#### [What is being asked]
If a line in the data holds the string "vacation", list it.

[Excerpts from an interface dataset]
-----
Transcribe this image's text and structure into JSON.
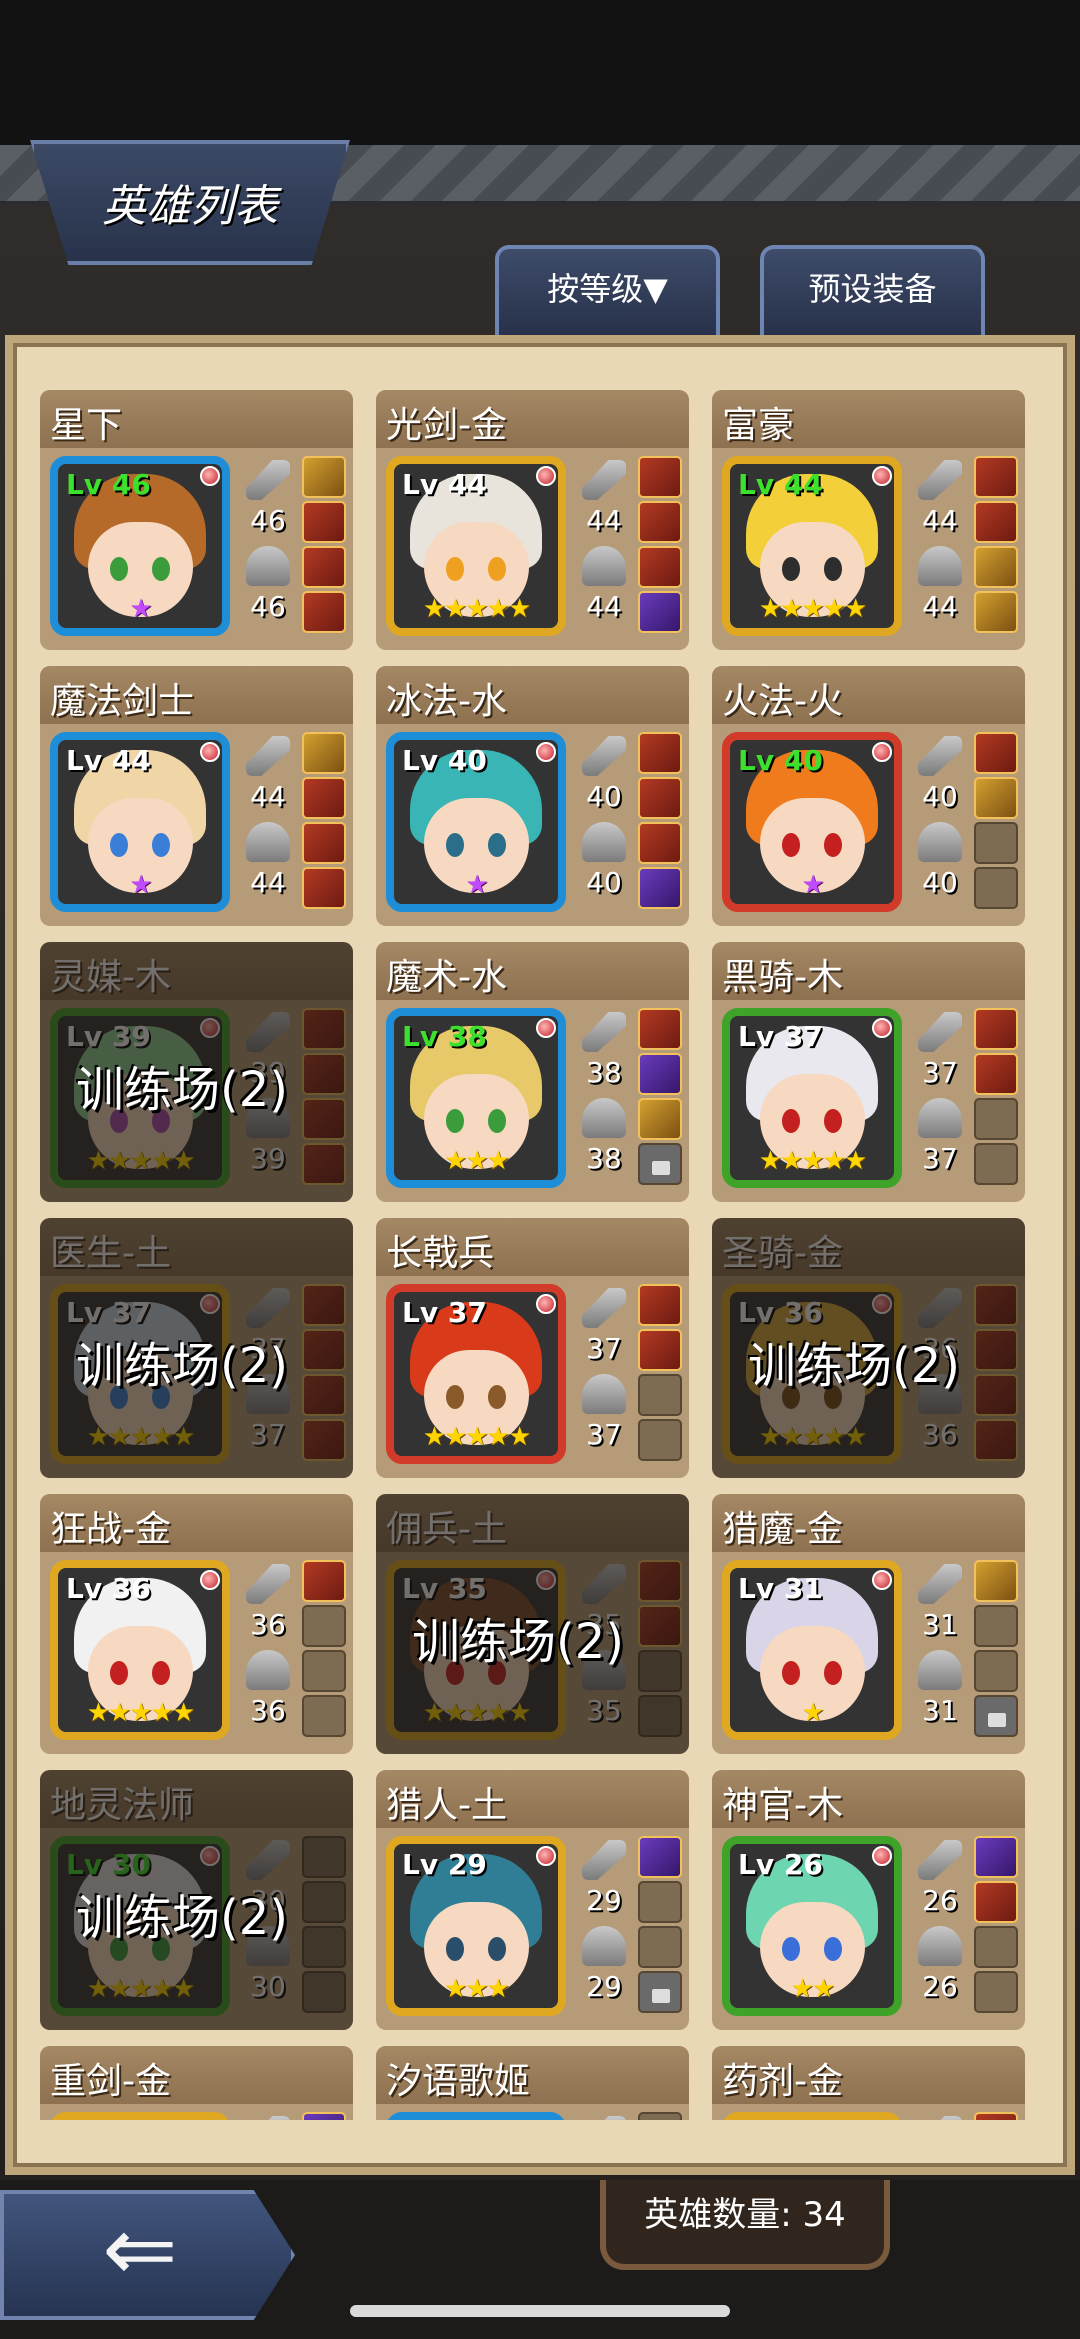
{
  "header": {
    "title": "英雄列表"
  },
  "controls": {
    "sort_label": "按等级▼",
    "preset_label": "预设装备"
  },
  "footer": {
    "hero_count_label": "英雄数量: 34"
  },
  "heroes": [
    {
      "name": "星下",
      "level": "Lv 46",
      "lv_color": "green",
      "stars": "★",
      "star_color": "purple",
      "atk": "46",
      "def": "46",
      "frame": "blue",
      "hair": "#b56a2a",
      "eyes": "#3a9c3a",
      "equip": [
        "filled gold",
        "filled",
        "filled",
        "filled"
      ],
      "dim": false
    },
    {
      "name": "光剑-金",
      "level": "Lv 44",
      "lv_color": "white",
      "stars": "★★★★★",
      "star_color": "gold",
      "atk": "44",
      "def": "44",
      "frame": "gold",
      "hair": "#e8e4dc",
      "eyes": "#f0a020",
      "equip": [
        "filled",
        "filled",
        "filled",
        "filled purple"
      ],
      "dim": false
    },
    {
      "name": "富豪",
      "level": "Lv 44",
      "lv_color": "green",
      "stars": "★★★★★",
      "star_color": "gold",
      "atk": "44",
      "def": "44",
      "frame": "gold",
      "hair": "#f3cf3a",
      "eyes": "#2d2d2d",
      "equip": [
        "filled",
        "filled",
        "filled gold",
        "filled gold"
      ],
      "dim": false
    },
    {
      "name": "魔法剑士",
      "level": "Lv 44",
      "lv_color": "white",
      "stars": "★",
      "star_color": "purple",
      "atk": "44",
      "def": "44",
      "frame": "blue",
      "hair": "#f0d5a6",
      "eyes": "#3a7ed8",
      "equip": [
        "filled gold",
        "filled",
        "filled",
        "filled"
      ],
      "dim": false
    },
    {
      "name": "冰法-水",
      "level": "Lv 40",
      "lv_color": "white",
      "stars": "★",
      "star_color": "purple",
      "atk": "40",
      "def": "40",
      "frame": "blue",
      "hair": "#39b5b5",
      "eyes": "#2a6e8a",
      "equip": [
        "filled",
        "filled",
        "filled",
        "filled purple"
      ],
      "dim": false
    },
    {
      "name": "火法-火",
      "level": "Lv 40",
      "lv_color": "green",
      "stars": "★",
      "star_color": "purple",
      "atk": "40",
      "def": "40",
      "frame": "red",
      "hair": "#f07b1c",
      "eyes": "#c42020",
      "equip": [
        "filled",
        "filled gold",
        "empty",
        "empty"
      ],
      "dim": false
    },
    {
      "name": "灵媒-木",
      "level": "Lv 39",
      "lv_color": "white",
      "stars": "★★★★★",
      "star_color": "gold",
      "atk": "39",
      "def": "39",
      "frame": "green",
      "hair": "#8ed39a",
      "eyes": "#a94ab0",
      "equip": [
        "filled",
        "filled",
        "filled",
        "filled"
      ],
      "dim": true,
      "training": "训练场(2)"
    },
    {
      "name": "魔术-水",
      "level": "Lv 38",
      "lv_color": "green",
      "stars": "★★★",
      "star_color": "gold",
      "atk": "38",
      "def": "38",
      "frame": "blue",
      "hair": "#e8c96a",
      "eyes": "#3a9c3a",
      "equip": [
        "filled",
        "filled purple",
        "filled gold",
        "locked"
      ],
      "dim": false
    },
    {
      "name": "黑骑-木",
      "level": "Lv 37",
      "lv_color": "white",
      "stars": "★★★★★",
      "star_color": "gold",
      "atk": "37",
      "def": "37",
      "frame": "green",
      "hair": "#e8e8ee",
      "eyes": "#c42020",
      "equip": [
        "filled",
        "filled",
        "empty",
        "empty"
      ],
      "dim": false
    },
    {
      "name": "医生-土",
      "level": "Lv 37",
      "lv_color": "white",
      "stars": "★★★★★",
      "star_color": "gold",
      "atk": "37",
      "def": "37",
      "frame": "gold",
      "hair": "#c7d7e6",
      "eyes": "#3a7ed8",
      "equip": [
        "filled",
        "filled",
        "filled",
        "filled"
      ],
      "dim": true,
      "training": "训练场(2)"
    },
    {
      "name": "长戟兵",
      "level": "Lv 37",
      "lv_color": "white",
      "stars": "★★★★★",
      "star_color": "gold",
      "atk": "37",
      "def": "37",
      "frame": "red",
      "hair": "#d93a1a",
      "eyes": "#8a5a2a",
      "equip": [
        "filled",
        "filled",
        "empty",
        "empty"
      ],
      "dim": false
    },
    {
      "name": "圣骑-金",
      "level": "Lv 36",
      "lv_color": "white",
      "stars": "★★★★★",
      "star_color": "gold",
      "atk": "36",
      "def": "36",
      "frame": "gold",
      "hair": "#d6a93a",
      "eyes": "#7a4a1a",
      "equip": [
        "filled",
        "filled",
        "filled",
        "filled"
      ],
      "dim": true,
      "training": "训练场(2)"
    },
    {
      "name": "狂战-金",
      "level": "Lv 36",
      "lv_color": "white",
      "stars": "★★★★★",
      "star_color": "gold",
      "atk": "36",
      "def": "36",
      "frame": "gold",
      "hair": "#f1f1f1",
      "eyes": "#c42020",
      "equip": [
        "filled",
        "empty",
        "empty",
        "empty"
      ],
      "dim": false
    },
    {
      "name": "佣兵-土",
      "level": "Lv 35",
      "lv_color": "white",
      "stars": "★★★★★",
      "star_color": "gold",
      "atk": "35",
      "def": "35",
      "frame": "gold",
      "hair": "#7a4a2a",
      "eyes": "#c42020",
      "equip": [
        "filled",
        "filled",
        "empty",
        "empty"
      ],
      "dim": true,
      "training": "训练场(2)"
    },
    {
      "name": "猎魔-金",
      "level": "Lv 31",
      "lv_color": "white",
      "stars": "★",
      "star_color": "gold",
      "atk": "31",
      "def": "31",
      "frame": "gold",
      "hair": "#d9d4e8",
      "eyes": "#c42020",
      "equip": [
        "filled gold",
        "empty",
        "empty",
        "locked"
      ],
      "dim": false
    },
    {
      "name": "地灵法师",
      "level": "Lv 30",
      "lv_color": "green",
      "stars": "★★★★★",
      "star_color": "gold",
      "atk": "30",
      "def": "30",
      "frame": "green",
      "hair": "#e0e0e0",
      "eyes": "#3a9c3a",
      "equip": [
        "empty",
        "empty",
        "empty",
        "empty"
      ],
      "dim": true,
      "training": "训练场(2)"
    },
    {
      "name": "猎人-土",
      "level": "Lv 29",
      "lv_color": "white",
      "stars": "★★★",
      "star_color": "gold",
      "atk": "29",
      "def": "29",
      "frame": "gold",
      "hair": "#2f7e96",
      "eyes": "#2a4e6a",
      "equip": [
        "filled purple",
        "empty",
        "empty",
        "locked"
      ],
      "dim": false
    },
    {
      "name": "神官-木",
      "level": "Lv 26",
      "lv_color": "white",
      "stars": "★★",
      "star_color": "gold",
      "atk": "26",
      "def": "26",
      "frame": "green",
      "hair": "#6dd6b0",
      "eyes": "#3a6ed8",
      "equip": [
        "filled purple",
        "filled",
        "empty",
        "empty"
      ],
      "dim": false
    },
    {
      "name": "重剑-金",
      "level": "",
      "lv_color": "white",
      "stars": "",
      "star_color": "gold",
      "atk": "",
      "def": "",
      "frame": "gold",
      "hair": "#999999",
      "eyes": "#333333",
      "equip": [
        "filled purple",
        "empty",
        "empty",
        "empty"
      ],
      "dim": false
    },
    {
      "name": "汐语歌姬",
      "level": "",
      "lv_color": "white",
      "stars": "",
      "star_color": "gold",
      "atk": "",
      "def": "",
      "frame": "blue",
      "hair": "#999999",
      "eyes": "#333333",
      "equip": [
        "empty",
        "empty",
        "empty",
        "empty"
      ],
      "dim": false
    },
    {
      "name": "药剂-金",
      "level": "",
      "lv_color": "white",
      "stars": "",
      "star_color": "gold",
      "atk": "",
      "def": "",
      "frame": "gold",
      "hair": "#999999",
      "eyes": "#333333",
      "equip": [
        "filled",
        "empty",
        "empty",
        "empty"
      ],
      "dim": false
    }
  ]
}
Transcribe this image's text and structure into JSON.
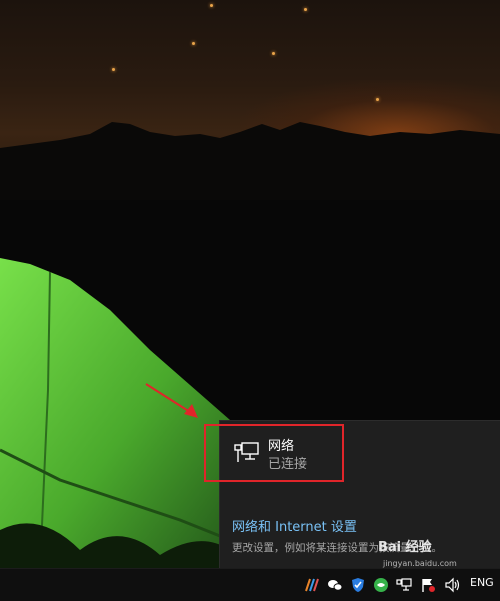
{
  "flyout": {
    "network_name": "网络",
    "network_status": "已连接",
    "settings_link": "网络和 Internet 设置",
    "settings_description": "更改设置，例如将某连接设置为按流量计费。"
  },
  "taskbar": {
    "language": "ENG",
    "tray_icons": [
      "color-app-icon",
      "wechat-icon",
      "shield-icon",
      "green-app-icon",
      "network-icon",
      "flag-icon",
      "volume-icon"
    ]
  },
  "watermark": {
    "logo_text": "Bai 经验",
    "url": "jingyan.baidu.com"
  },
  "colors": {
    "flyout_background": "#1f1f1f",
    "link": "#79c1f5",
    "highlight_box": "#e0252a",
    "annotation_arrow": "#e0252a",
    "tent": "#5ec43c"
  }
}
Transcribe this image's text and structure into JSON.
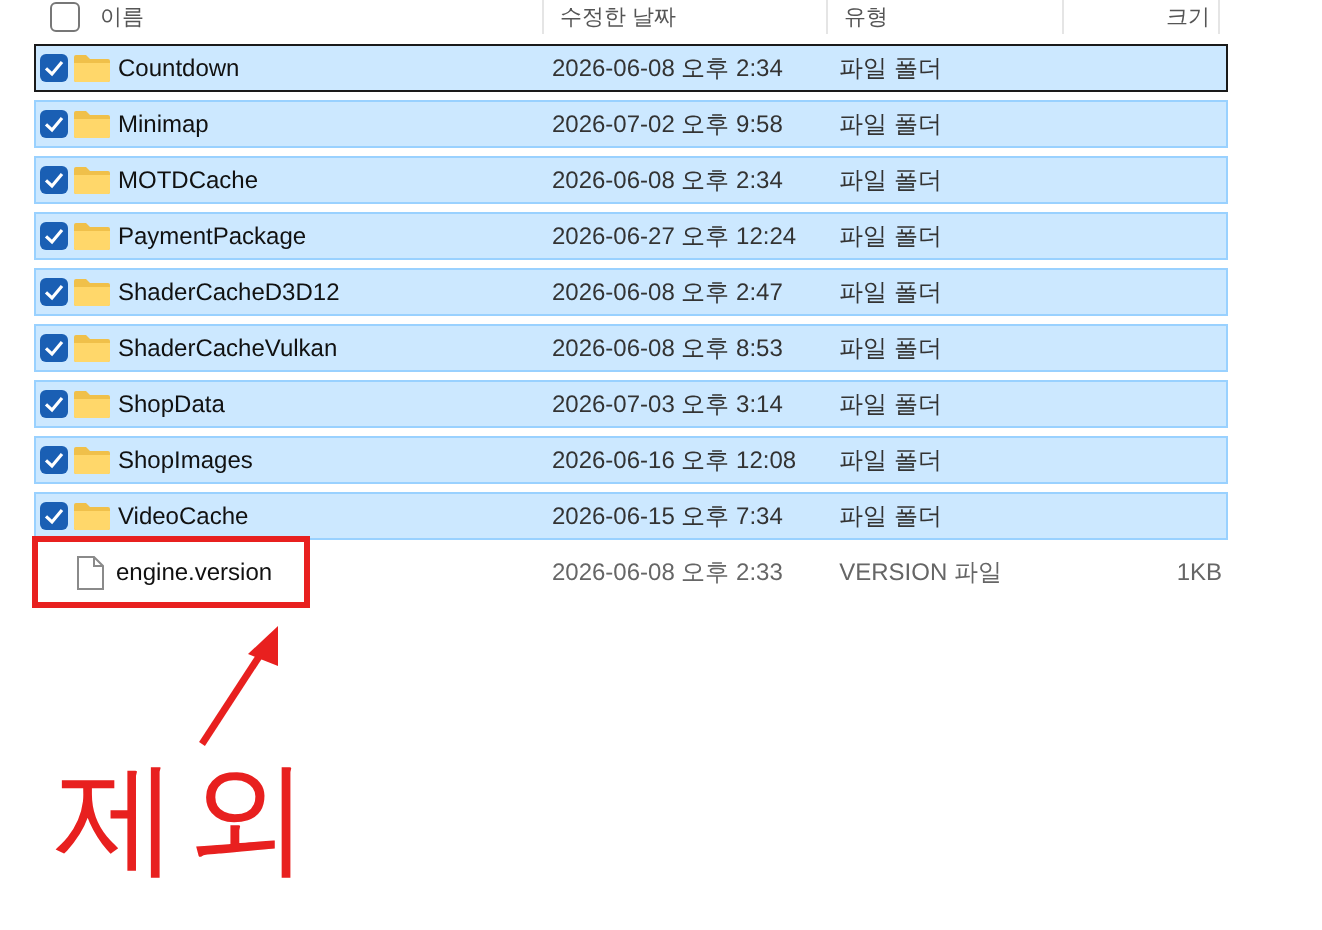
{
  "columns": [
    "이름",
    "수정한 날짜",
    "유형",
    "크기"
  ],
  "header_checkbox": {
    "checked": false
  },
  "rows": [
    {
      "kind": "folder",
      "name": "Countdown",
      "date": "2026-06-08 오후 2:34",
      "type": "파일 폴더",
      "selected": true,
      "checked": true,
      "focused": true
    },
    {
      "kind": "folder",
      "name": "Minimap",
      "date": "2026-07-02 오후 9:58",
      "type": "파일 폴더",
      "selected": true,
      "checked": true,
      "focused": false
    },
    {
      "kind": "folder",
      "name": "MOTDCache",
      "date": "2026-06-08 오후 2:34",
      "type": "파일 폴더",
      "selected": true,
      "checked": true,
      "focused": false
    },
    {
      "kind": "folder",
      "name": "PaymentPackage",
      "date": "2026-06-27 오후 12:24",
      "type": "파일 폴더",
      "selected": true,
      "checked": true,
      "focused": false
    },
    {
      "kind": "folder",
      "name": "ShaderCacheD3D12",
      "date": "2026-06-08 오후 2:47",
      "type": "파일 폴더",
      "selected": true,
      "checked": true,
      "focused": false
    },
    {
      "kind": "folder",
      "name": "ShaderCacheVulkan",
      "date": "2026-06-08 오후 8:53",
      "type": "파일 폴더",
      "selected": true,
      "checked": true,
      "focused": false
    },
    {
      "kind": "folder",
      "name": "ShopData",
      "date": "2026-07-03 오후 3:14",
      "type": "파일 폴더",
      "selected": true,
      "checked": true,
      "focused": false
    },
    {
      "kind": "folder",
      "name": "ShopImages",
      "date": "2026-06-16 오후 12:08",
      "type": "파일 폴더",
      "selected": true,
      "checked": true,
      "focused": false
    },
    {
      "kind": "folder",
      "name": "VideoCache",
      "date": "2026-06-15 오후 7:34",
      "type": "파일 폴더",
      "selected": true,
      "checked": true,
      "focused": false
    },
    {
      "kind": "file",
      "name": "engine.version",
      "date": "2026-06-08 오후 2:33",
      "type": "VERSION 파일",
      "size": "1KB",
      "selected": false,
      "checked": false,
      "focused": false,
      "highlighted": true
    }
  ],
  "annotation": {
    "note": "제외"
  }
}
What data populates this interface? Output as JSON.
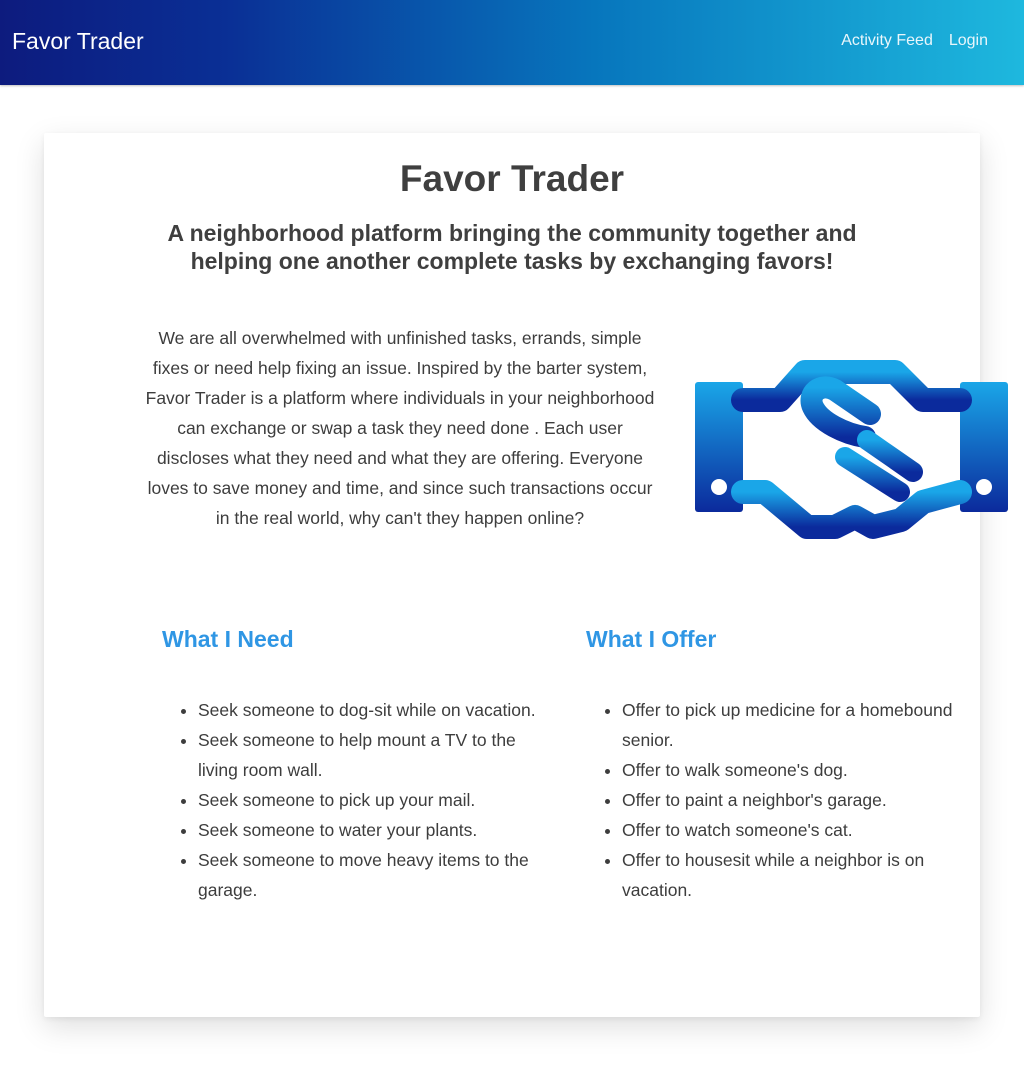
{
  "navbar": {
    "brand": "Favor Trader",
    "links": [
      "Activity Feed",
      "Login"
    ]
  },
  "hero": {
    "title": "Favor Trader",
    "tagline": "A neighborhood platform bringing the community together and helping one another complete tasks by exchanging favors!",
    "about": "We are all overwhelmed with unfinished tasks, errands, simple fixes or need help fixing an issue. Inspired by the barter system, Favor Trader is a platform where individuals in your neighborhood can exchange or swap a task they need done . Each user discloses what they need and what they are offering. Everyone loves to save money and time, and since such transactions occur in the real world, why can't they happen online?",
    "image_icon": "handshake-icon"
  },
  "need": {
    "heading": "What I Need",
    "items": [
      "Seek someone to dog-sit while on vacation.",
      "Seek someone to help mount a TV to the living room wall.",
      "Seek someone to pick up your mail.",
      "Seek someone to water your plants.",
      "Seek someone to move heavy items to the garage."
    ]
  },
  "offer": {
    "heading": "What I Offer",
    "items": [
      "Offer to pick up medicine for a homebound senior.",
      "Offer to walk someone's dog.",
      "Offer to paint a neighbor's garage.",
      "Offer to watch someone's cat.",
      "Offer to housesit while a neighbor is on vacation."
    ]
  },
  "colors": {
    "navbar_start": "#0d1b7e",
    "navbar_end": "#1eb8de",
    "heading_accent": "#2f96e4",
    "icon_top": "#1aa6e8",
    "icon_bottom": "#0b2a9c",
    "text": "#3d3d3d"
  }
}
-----
#### [Task solution]
      "Seek someone to dog-sit while on vacation.",
      "Offer to housesit while a neighbor is on vacation."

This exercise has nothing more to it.